→ WORK TASK
In the entries below, find each line with the string "jdbc" and copy it.

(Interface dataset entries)
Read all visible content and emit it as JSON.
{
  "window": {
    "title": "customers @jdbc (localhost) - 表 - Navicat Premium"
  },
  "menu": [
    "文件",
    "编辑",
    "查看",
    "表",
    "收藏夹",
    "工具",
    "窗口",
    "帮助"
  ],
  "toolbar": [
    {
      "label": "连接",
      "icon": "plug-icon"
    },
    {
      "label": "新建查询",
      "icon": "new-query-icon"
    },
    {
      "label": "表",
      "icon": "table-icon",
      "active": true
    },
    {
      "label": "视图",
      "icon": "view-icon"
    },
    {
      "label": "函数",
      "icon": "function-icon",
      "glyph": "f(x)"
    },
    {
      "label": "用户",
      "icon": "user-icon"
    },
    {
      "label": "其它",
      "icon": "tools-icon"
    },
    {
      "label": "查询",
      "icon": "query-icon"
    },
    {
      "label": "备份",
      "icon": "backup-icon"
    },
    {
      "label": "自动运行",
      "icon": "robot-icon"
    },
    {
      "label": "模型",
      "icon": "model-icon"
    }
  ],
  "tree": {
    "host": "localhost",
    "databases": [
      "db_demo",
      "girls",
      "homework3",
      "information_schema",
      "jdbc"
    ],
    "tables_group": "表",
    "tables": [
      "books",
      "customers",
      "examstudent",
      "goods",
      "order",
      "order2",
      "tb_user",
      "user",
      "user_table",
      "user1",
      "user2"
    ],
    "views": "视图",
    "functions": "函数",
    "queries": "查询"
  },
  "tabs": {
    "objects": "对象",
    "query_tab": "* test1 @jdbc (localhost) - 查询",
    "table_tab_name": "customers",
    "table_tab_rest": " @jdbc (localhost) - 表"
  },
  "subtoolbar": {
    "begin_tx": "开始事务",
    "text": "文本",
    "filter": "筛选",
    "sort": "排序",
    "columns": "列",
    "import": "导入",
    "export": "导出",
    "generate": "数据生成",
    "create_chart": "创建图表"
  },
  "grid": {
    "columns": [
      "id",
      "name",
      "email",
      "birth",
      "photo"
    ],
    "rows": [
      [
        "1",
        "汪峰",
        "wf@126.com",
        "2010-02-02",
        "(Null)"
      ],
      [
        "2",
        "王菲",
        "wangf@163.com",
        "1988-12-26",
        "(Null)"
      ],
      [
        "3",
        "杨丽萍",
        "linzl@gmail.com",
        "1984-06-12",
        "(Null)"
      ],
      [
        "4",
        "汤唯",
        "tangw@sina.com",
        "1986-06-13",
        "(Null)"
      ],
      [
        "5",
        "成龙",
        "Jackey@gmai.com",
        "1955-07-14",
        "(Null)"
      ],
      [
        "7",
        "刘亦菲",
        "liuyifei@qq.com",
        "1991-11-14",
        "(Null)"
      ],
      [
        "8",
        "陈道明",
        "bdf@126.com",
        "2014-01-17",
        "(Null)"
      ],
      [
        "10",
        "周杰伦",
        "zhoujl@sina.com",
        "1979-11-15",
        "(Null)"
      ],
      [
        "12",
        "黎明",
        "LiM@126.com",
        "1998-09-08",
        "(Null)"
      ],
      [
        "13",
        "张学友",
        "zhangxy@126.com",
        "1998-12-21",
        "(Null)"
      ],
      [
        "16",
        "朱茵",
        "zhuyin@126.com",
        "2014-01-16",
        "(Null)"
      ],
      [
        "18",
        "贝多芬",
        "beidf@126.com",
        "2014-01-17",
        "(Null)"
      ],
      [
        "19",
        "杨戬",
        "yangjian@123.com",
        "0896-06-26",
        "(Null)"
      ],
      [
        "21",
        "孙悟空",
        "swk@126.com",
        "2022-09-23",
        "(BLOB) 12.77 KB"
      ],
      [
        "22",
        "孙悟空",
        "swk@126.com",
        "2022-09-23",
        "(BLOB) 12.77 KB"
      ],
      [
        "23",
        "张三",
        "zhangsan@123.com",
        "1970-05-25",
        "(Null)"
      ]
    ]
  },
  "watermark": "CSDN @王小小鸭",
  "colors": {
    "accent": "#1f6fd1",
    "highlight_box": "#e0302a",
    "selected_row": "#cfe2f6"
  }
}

→ SOLUTION TO THIS EXERCISE
    "title": "customers @jdbc (localhost) - 表 - Navicat Premium"
      "jdbc"
    "query_tab": "* test1 @jdbc (localhost) - 查询",
    "table_tab_rest": " @jdbc (localhost) - 表"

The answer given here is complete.